  • Anti-inflammatory Action: Chronic inflammation lies at the root of numerous health conditions, including arthritis, cardiovascular disease, and autoimmune disorders. Phytochemicals like curcumin in turmeric and resveratrol in red grapes exert potent anti-inflammatory effects, mitigating inflammation and alleviating associated symptoms.
  • Immune Support: Phytochemicals play a vital role in bolstering the immune system, enhancing the body’s natural defense mechanisms against pathogens and infections. Compounds such as allicin in garlic and echinacea in purple coneflower exhibit immune-stimulating properties, helping to ward off illness and maintain optimal health.

Detoxification: In an increasingly toxic world, supporting the body’s detoxification pathways is essential for overall health. Phytochemicals like sulforaphane in cruciferous vegetables and chlorophyll in leafy greens aid in detoxification by enhancing liver function and promoting the elimination of toxins from the body.

Integrating Phytochemicals into Naturopathic Practice

In naturopathic medicine, personalized treatment plans are tailored to address the unique needs and goals of each individual. Naturopathic practitioners may recommend dietary interventions, herbal remedies, and lifestyle modifications that incorporate phytochemical-rich foods and supplements. By harnessing the power of phytochemicals, patients can optimize their health through a holistic approach that nurtures the body, mind, and spirit.


Phytochemicals represent nature’s pharmacy, offering a wealth of therapeutic compounds that support health and vitality. In the practice of naturopathy, harnessing the power of phytochemicals aligns with the fundamental principles of holistic healing, emphasizing the importance of nourishing the body, mind, and spirit. By incorporating phytochemical-rich foods and herbal remedies into daily life, individuals can unlock the potential of these natural agents to thrive and flourish in harmony with nature.

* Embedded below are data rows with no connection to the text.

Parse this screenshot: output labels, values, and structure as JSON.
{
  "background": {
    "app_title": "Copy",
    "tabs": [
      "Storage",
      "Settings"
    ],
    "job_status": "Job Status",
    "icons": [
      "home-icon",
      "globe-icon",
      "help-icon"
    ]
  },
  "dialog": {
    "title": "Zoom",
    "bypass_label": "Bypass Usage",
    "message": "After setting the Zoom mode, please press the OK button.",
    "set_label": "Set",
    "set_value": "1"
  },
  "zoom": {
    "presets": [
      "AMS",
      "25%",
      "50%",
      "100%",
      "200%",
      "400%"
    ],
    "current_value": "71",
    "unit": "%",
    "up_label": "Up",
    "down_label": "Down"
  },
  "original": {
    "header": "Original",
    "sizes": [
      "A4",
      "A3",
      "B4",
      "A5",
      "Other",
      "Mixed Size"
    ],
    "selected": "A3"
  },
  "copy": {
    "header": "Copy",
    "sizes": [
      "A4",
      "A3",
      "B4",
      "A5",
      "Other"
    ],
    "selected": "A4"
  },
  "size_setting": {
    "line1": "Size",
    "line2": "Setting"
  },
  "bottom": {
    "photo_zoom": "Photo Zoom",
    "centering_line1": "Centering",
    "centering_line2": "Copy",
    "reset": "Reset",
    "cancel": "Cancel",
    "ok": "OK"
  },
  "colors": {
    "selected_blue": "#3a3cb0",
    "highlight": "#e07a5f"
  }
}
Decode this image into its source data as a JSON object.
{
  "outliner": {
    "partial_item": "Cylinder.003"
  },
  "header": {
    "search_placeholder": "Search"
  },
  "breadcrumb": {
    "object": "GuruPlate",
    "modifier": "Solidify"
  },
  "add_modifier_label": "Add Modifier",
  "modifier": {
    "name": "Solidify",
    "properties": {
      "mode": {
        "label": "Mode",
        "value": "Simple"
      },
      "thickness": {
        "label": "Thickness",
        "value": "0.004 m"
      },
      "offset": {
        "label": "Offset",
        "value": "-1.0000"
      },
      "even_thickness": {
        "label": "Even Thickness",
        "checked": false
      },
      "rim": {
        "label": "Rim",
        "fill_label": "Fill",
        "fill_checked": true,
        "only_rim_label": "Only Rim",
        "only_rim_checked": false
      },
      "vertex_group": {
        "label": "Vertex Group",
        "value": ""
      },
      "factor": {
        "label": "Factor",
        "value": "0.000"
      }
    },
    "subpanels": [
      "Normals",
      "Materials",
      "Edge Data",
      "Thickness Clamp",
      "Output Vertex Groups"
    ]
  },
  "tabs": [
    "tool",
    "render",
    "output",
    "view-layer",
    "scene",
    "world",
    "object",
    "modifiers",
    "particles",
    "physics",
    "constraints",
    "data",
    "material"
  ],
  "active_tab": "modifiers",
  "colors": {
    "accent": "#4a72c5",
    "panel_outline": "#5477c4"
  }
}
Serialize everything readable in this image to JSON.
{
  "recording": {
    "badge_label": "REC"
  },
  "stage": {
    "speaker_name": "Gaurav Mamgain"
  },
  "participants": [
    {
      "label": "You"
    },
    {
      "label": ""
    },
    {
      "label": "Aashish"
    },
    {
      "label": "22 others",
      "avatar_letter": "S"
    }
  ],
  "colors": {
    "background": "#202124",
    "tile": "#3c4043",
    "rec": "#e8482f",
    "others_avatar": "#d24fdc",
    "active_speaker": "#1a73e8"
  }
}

As we continue to explore the intricate relationship between plants and human health, the role of phytochemicals in naturopathy remains pivotal, serving as foundational elements in promoting wellness and vitality for generations to come.

Naturopathy, a form of alternative medicine, often incorporates the use of plant-based remedies, including herbs and botanicals, to support health and wellness. However, it’s important to note that the term “plant drugs” can have negative connotations, implying misuse or abuse of substances. In the context of naturopathy, it’s more appropriate to refer to these as herbal medicines or botanical remedies.

It’s important to consult with a qualified healthcare practitioner, such as a naturopathic doctor, before using any herbal remedy, especially if you’re pregnant, breastfeeding, taking medications, or have underlying health conditions. Additionally, quality and dosage are crucial when using herbal medicines, as potency can vary among products.

Phytochemicals represent nature’s potent medicine, offering a wealth of therapeutic benefits that resonate deeply with the principles of naturopathy. By embracing these natural compounds, individuals can tap into the healing power of plants and unlock their full potential for health and vitality. As we continue to explore the profound synergy between phytochemicals and naturopathic medicine, we affirm our commitment to holistic healing practices that honor the wisdom of nature and support the innate healing capacity of the human body.

Ms. Gitika

Ms. Gitika

Assistant Professor, GIP